Data records for software interfaces
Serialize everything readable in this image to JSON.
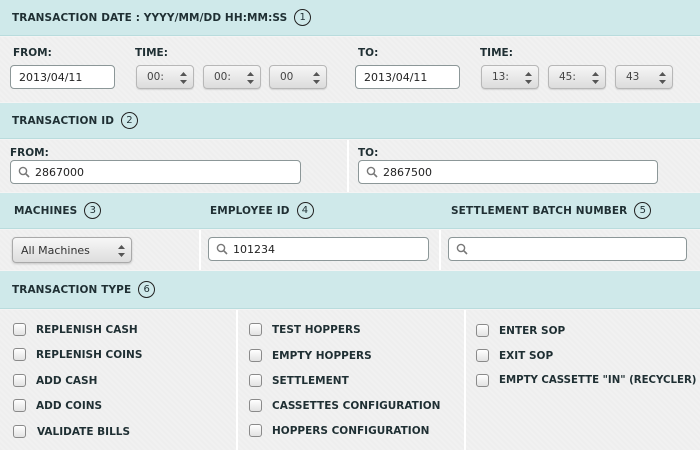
{
  "sections": {
    "date": {
      "title": "TRANSACTION DATE : YYYY/MM/DD HH:MM:SS",
      "num": "1"
    },
    "id": {
      "title": "TRANSACTION ID",
      "num": "2"
    },
    "machines": {
      "title": "MACHINES",
      "num": "3"
    },
    "employee": {
      "title": "EMPLOYEE ID",
      "num": "4"
    },
    "batch": {
      "title": "SETTLEMENT BATCH NUMBER",
      "num": "5"
    },
    "type": {
      "title": "TRANSACTION TYPE",
      "num": "6"
    }
  },
  "date_range": {
    "from_label": "FROM:",
    "from_value": "2013/04/11",
    "from_time_label": "TIME:",
    "from_hour": "00:",
    "from_minute": "00:",
    "from_second": "00",
    "to_label": "TO:",
    "to_value": "2013/04/11",
    "to_time_label": "TIME:",
    "to_hour": "13:",
    "to_minute": "45:",
    "to_second": "43"
  },
  "id_range": {
    "from_label": "FROM:",
    "from_value": "2867000",
    "to_label": "TO:",
    "to_value": "2867500"
  },
  "machines_select": {
    "value": "All Machines"
  },
  "employee_input": {
    "value": "101234"
  },
  "batch_input": {
    "value": ""
  },
  "transaction_types": {
    "col1": [
      "REPLENISH CASH",
      "REPLENISH COINS",
      "ADD CASH",
      "ADD COINS",
      "VALIDATE BILLS"
    ],
    "col2": [
      "TEST HOPPERS",
      "EMPTY HOPPERS",
      "SETTLEMENT",
      "CASSETTES CONFIGURATION",
      "HOPPERS CONFIGURATION"
    ],
    "col3": [
      "ENTER SOP",
      "EXIT SOP",
      "EMPTY CASSETTE \"IN\" (RECYCLER)"
    ]
  }
}
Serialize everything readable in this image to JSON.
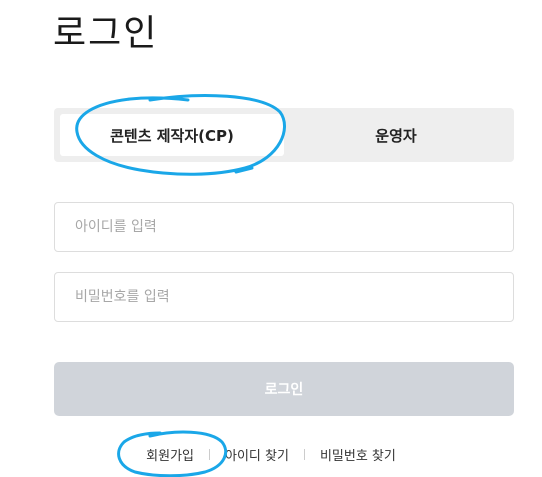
{
  "title": "로그인",
  "tabs": [
    {
      "label": "콘텐츠 제작자(CP)",
      "active": true
    },
    {
      "label": "운영자",
      "active": false
    }
  ],
  "fields": {
    "id_placeholder": "아이디를 입력",
    "password_placeholder": "비밀번호를 입력"
  },
  "login_button": "로그인",
  "links": {
    "signup": "회원가입",
    "find_id": "아이디 찾기",
    "find_password": "비밀번호 찾기"
  },
  "colors": {
    "annotation": "#1aa7e8",
    "login_button_bg": "#d0d4da",
    "tab_bg": "#eeeeee"
  }
}
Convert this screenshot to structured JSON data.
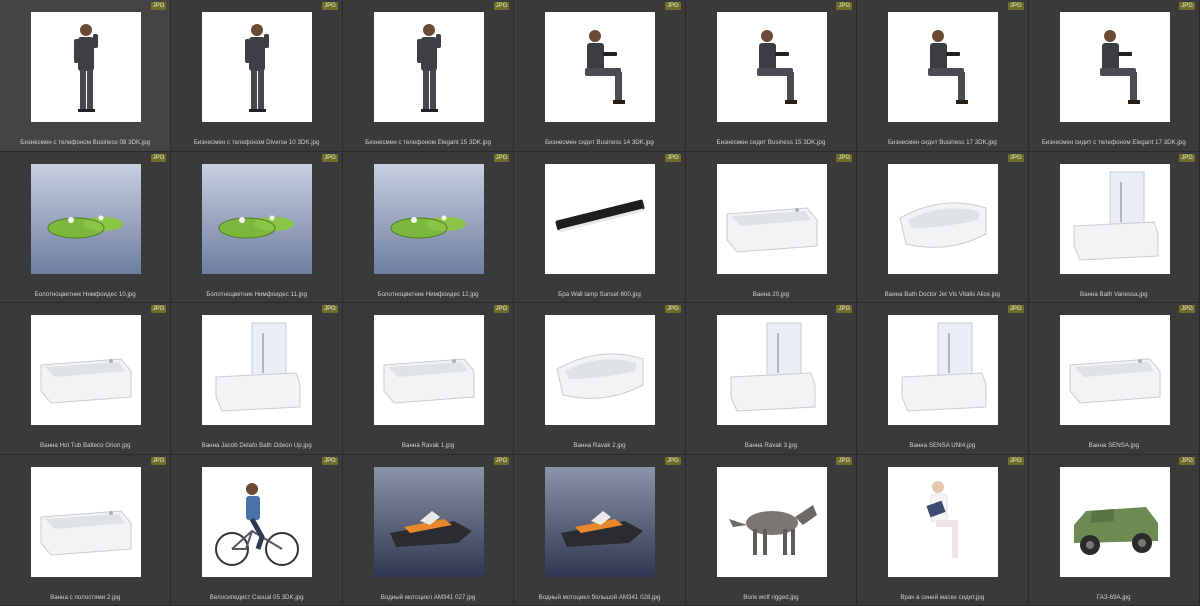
{
  "badge_label": "JPG",
  "items": [
    {
      "caption": "Бизнесмен с телефоном Business 08 3DK.jpg",
      "icon": "man-phone"
    },
    {
      "caption": "Бизнесмен с телефоном Diverse 10 3DK.jpg",
      "icon": "man-phone"
    },
    {
      "caption": "Бизнесмен с телефоном Elegant 15 3DK.jpg",
      "icon": "man-phone"
    },
    {
      "caption": "Бизнесмен сидит Business 14 3DK.jpg",
      "icon": "man-sitting"
    },
    {
      "caption": "Бизнесмен сидит Business 15 3DK.jpg",
      "icon": "man-sitting"
    },
    {
      "caption": "Бизнесмен сидит Business 17 3DK.jpg",
      "icon": "man-sitting"
    },
    {
      "caption": "Бизнесмен сидит с телефоном Elegant 17 3DK.jpg",
      "icon": "man-sitting"
    },
    {
      "caption": "Болотноцветник Нимфоидес 10.jpg",
      "icon": "lily-pads"
    },
    {
      "caption": "Болотноцветник Нимфоидес 11.jpg",
      "icon": "lily-pads"
    },
    {
      "caption": "Болотноцветник Нимфоидес 12.jpg",
      "icon": "lily-pads"
    },
    {
      "caption": "Бра Wall lamp Sunset 600.jpg",
      "icon": "wall-lamp"
    },
    {
      "caption": "Ванна 20.jpg",
      "icon": "bathtub"
    },
    {
      "caption": "Ванна Bath Doctor Jet Vis Vitalis Alice.jpg",
      "icon": "bathtub-corner"
    },
    {
      "caption": "Ванна Bath Vanessa.jpg",
      "icon": "bathtub-screen"
    },
    {
      "caption": "Ванна Hot Tub Balteco Orion.jpg",
      "icon": "bathtub"
    },
    {
      "caption": "Ванна Jacob Delafo Bath Odeon Up.jpg",
      "icon": "bathtub-screen"
    },
    {
      "caption": "Ванна Ravak 1.jpg",
      "icon": "bathtub"
    },
    {
      "caption": "Ванна Ravak 2.jpg",
      "icon": "bathtub-corner"
    },
    {
      "caption": "Ванна Ravak 3.jpg",
      "icon": "bathtub-screen"
    },
    {
      "caption": "Ванна SENSA UNI4.jpg",
      "icon": "bathtub-screen"
    },
    {
      "caption": "Ванна SENSA.jpg",
      "icon": "bathtub"
    },
    {
      "caption": "Ванна с полостями 2.jpg",
      "icon": "bathtub"
    },
    {
      "caption": "Велосипедист Casual 05 3DK.jpg",
      "icon": "cyclist"
    },
    {
      "caption": "Водный мотоцикл AM341 027.jpg",
      "icon": "jet-ski"
    },
    {
      "caption": "Водный мотоцикл большой AM341 028.jpg",
      "icon": "jet-ski"
    },
    {
      "caption": "Волк wolf rigged.jpg",
      "icon": "wolf"
    },
    {
      "caption": "Врач в синей маске сидит.jpg",
      "icon": "doctor-sitting"
    },
    {
      "caption": "ГАЗ-69А.jpg",
      "icon": "jeep"
    }
  ]
}
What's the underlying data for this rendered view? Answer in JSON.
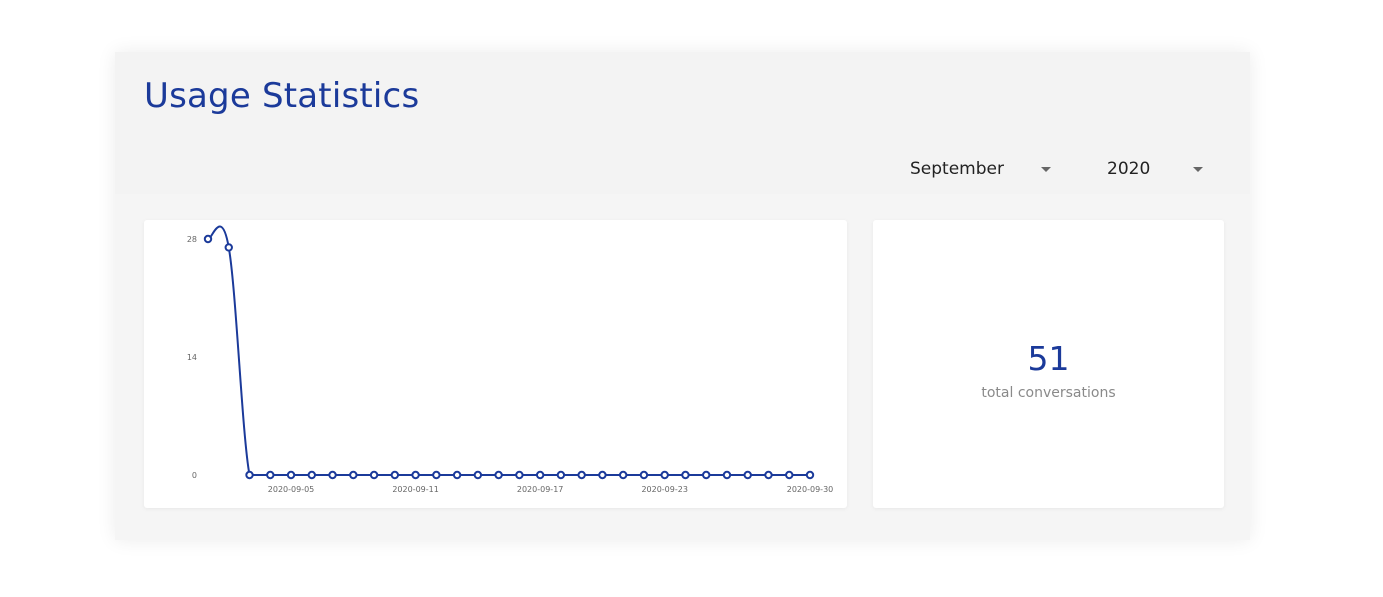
{
  "header": {
    "title": "Usage Statistics"
  },
  "filters": {
    "month": "September",
    "year": "2020"
  },
  "summary": {
    "value": "51",
    "label": "total conversations"
  },
  "colors": {
    "accent": "#1b3a9a",
    "panel": "#f3f3f3",
    "muted": "#8a8a8a"
  },
  "icons": {
    "dropdown": "caret-down-icon"
  },
  "chart_data": {
    "type": "line",
    "x": [
      "2020-09-01",
      "2020-09-02",
      "2020-09-03",
      "2020-09-04",
      "2020-09-05",
      "2020-09-06",
      "2020-09-07",
      "2020-09-08",
      "2020-09-09",
      "2020-09-10",
      "2020-09-11",
      "2020-09-12",
      "2020-09-13",
      "2020-09-14",
      "2020-09-15",
      "2020-09-16",
      "2020-09-17",
      "2020-09-18",
      "2020-09-19",
      "2020-09-20",
      "2020-09-21",
      "2020-09-22",
      "2020-09-23",
      "2020-09-24",
      "2020-09-25",
      "2020-09-26",
      "2020-09-27",
      "2020-09-28",
      "2020-09-29",
      "2020-09-30"
    ],
    "series": [
      {
        "values": [
          28,
          27,
          0,
          0,
          0,
          0,
          0,
          0,
          0,
          0,
          0,
          0,
          0,
          0,
          0,
          0,
          0,
          0,
          0,
          0,
          0,
          0,
          0,
          0,
          0,
          0,
          0,
          0,
          0,
          0
        ]
      }
    ],
    "ylim": [
      0,
      28
    ],
    "yticks": [
      "0",
      "14",
      "28"
    ],
    "xticks": [
      "2020-09-05",
      "2020-09-11",
      "2020-09-17",
      "2020-09-23",
      "2020-09-30"
    ],
    "grid": false,
    "title": "",
    "xlabel": "",
    "ylabel": ""
  }
}
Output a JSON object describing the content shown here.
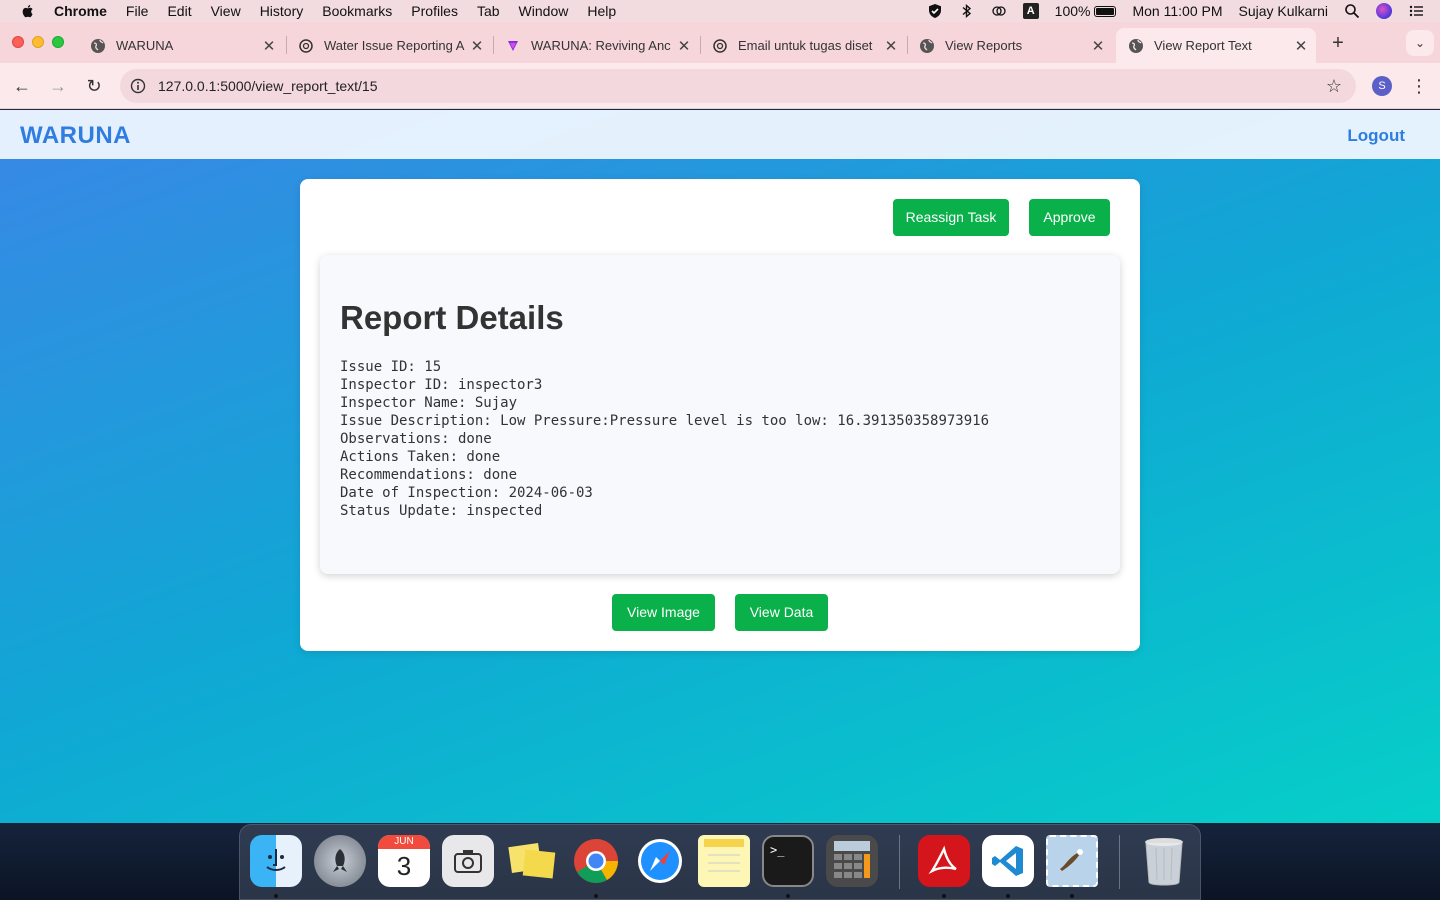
{
  "menubar": {
    "app": "Chrome",
    "items": [
      "File",
      "Edit",
      "View",
      "History",
      "Bookmarks",
      "Profiles",
      "Tab",
      "Window",
      "Help"
    ],
    "battery": "100%",
    "clock": "Mon 11:00 PM",
    "user": "Sujay Kulkarni",
    "input_source": "A"
  },
  "tabs": [
    {
      "title": "WARUNA"
    },
    {
      "title": "Water Issue Reporting A"
    },
    {
      "title": "WARUNA: Reviving Anc"
    },
    {
      "title": "Email untuk tugas diset"
    },
    {
      "title": "View Reports"
    },
    {
      "title": "View Report Text"
    }
  ],
  "address": {
    "url": "127.0.0.1:5000/view_report_text/15",
    "profile_initial": "S"
  },
  "site": {
    "brand": "WARUNA",
    "logout": "Logout"
  },
  "actions": {
    "reassign": "Reassign Task",
    "approve": "Approve",
    "view_image": "View Image",
    "view_data": "View Data"
  },
  "report": {
    "title": "Report Details",
    "lines": [
      "Issue ID: 15",
      "Inspector ID: inspector3",
      "Inspector Name: Sujay",
      "Issue Description: Low Pressure:Pressure level is too low: 16.391350358973916",
      "Observations: done",
      "Actions Taken: done",
      "Recommendations: done",
      "Date of Inspection: 2024-06-03",
      "Status Update: inspected"
    ]
  },
  "dock": {
    "calendar_month": "JUN",
    "calendar_day": "3",
    "apps": [
      "finder",
      "launchpad",
      "calendar",
      "image-capture",
      "stickies",
      "chrome",
      "safari",
      "notes",
      "terminal",
      "calculator",
      "acrobat",
      "vscode",
      "preview",
      "trash"
    ]
  },
  "colors": {
    "accent": "#2f7de1",
    "button": "#0ab04a",
    "tab_strip": "#f6d6db"
  }
}
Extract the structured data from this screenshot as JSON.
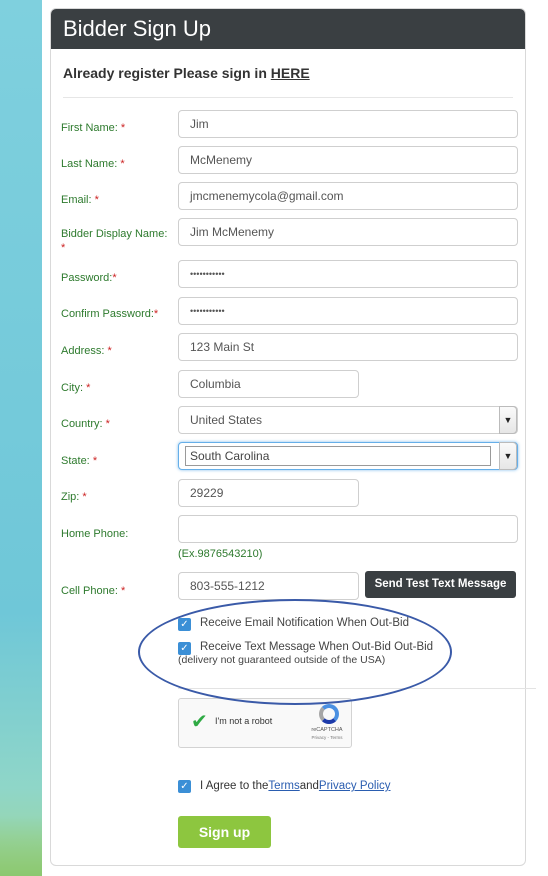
{
  "header": {
    "title": "Bidder Sign Up"
  },
  "signin": {
    "prefix": "Already register Please sign in ",
    "link": "HERE"
  },
  "fields": {
    "first_name": {
      "label": "First Name:",
      "required": "*",
      "value": "Jim"
    },
    "last_name": {
      "label": "Last Name:",
      "required": "*",
      "value": "McMenemy"
    },
    "email": {
      "label": "Email:",
      "required": "*",
      "value": "jmcmenemycola@gmail.com"
    },
    "display_name": {
      "label": "Bidder Display Name:",
      "required": "*",
      "value": "Jim McMenemy"
    },
    "password": {
      "label": "Password:",
      "required": "*",
      "value": "•••••••••••"
    },
    "confirm_password": {
      "label": "Confirm Password:",
      "required": "*",
      "value": "•••••••••••"
    },
    "address": {
      "label": "Address:",
      "required": "*",
      "value": "123 Main St"
    },
    "city": {
      "label": "City:",
      "required": "*",
      "value": "Columbia"
    },
    "country": {
      "label": "Country:",
      "required": "*",
      "value": "United States"
    },
    "state": {
      "label": "State:",
      "required": "*",
      "value": "South Carolina"
    },
    "zip": {
      "label": "Zip:",
      "required": "*",
      "value": "29229"
    },
    "home_phone": {
      "label": "Home Phone:",
      "value": "",
      "hint": "(Ex.9876543210)"
    },
    "cell_phone": {
      "label": "Cell Phone:",
      "required": "*",
      "value": "803-555-1212"
    }
  },
  "buttons": {
    "send_test": "Send Test Text Message",
    "signup": "Sign up"
  },
  "options": {
    "email_notify": "Receive Email Notification When Out-Bid",
    "text_notify": "Receive Text Message When Out-Bid Out-Bid",
    "text_note": "(delivery not guaranteed outside of the USA)"
  },
  "recaptcha": {
    "label": "I'm not a robot",
    "brand": "reCAPTCHA",
    "links": "Privacy - Terms"
  },
  "agree": {
    "prefix": "I Agree to the ",
    "terms": "Terms",
    "and": " and ",
    "privacy": "Privacy Policy"
  },
  "colors": {
    "label_green": "#2d7a2d",
    "header_dark": "#3a3f42",
    "signup_green": "#8dc63f",
    "checkbox_blue": "#3b8fd6",
    "annotation_ellipse": "#3a5aa8"
  }
}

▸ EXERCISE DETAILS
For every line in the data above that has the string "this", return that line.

▸ TASK SOLUTION
Serialize everything readable in this image to JSON.
Serialize everything readable in this image to JSON.
Convert this screenshot to structured JSON data.
What's the underlying data for this rendered view? Answer in JSON.
Extract the structured data from this screenshot as JSON.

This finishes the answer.